# HOW TO COMPLETE THIS TASK:
Leave out the images; return the rest of the data exactly.

# DATASET EXTRACT:
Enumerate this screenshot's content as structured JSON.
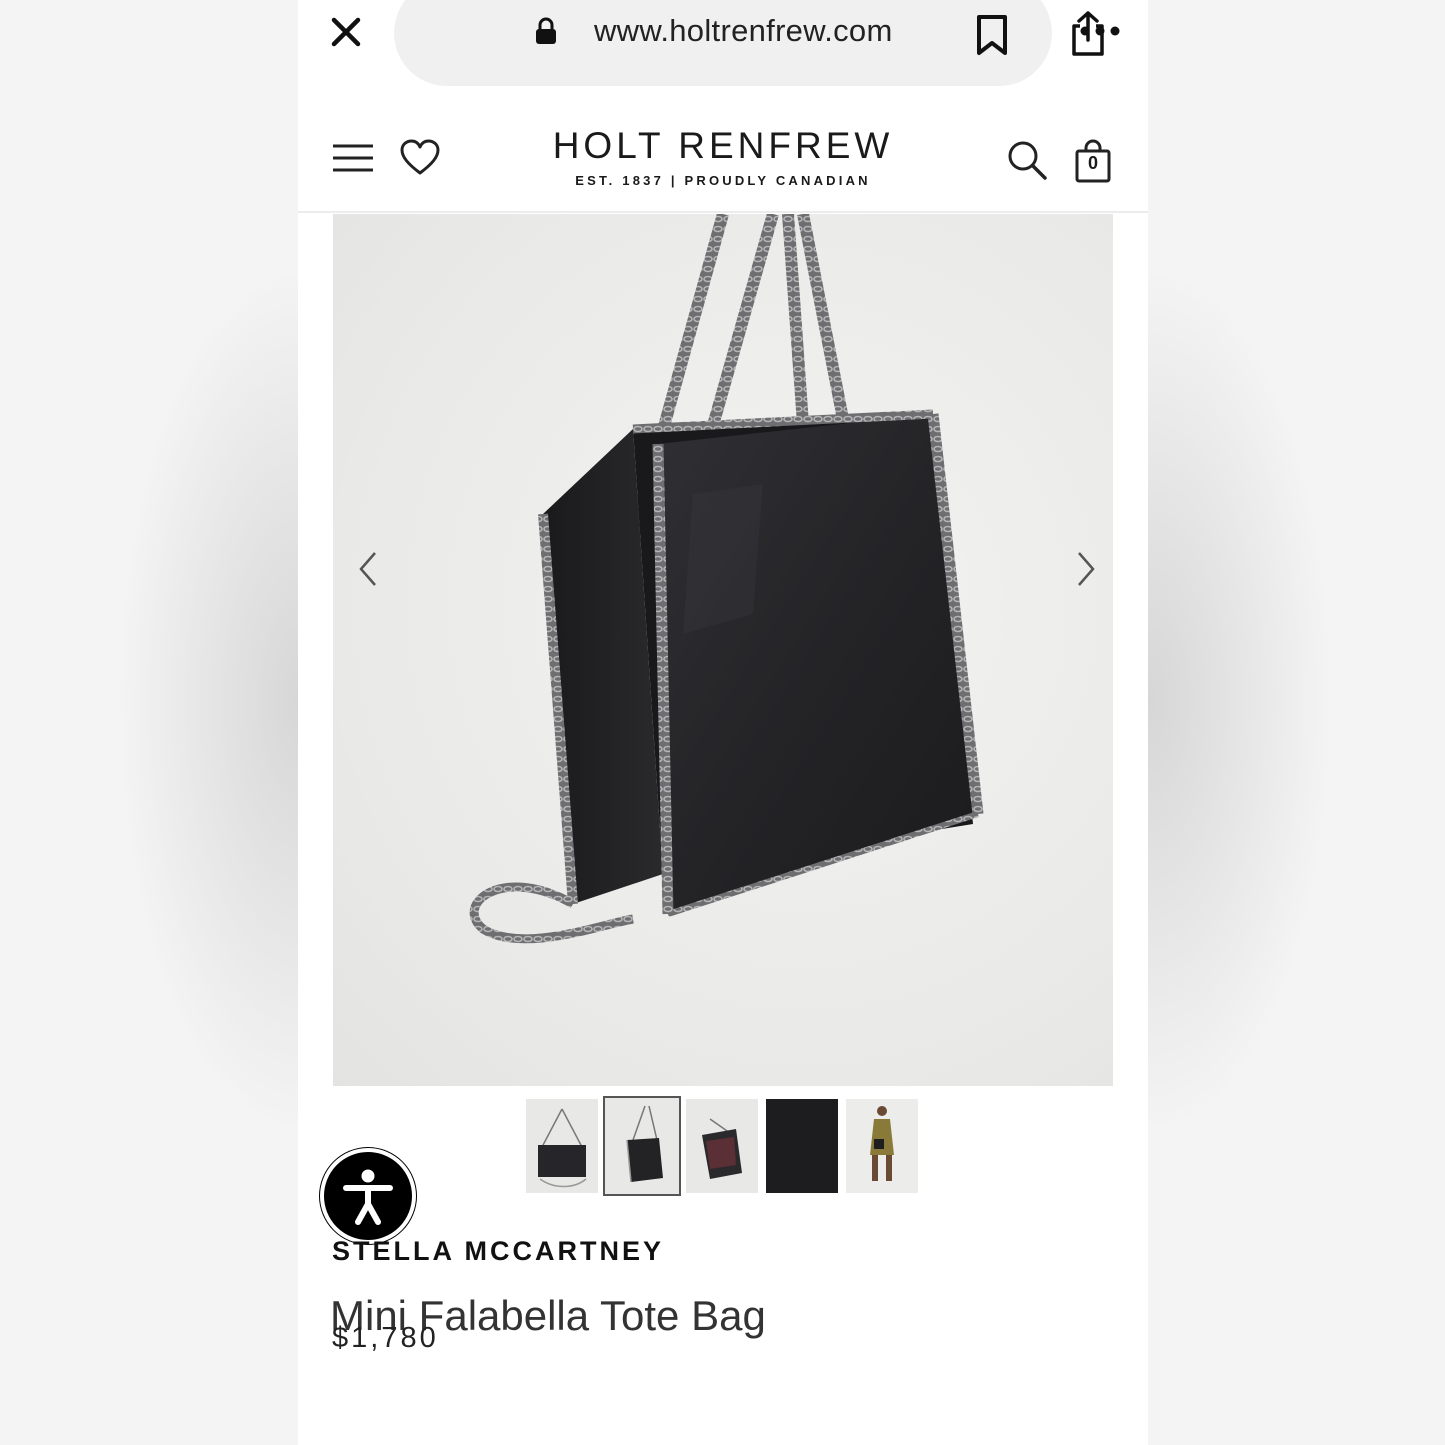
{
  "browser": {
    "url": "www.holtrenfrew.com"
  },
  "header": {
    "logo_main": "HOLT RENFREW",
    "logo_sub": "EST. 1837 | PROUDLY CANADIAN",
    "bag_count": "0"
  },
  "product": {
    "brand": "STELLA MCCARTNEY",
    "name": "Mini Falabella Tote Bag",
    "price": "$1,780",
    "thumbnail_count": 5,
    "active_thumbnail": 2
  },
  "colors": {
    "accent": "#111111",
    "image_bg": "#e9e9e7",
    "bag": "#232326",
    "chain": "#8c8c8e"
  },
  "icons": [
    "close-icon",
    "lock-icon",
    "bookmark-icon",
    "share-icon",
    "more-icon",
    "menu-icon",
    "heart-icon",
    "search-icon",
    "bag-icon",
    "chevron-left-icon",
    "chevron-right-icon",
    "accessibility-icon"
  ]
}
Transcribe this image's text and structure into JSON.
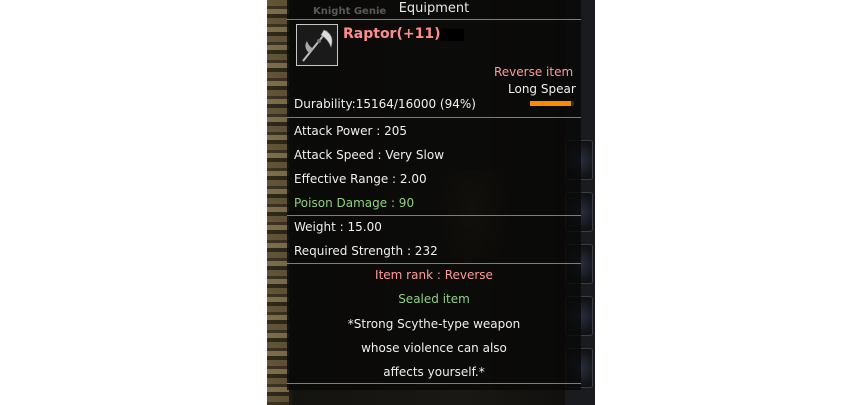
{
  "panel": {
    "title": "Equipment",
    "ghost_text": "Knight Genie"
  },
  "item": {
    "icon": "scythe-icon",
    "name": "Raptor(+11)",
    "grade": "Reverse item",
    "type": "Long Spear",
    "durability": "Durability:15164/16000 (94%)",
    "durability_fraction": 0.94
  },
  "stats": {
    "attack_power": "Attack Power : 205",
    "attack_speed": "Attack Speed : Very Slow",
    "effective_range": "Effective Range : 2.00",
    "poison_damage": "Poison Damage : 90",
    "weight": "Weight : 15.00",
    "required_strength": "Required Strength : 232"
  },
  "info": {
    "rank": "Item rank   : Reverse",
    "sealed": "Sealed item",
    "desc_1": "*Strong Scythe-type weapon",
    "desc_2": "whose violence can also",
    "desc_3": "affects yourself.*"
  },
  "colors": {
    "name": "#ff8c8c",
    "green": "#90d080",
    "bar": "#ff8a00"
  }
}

# SOLUTION TO THE EXERCISE:
Enumerate this screenshot's content as structured JSON.
{
  "browser": {
    "url": "www.holtrenfrew.com"
  },
  "header": {
    "logo_main": "HOLT RENFREW",
    "logo_sub": "EST. 1837 | PROUDLY CANADIAN",
    "bag_count": "0"
  },
  "product": {
    "brand": "STELLA MCCARTNEY",
    "name": "Mini Falabella Tote Bag",
    "price": "$1,780",
    "thumbnail_count": 5,
    "active_thumbnail": 2
  },
  "colors": {
    "accent": "#111111",
    "image_bg": "#e9e9e7",
    "bag": "#232326",
    "chain": "#8c8c8e"
  },
  "icons": [
    "close-icon",
    "lock-icon",
    "bookmark-icon",
    "share-icon",
    "more-icon",
    "menu-icon",
    "heart-icon",
    "search-icon",
    "bag-icon",
    "chevron-left-icon",
    "chevron-right-icon",
    "accessibility-icon"
  ]
}
Transcribe this image's text and structure into JSON.
{
  "panel": {
    "title": "Equipment",
    "ghost_text": "Knight Genie"
  },
  "item": {
    "icon": "scythe-icon",
    "name": "Raptor(+11)",
    "grade": "Reverse item",
    "type": "Long Spear",
    "durability": "Durability:15164/16000 (94%)",
    "durability_fraction": 0.94
  },
  "stats": {
    "attack_power": "Attack Power : 205",
    "attack_speed": "Attack Speed : Very Slow",
    "effective_range": "Effective Range : 2.00",
    "poison_damage": "Poison Damage : 90",
    "weight": "Weight : 15.00",
    "required_strength": "Required Strength : 232"
  },
  "info": {
    "rank": "Item rank   : Reverse",
    "sealed": "Sealed item",
    "desc_1": "*Strong Scythe-type weapon",
    "desc_2": "whose violence can also",
    "desc_3": "affects yourself.*"
  },
  "colors": {
    "name": "#ff8c8c",
    "green": "#90d080",
    "bar": "#ff8a00"
  }
}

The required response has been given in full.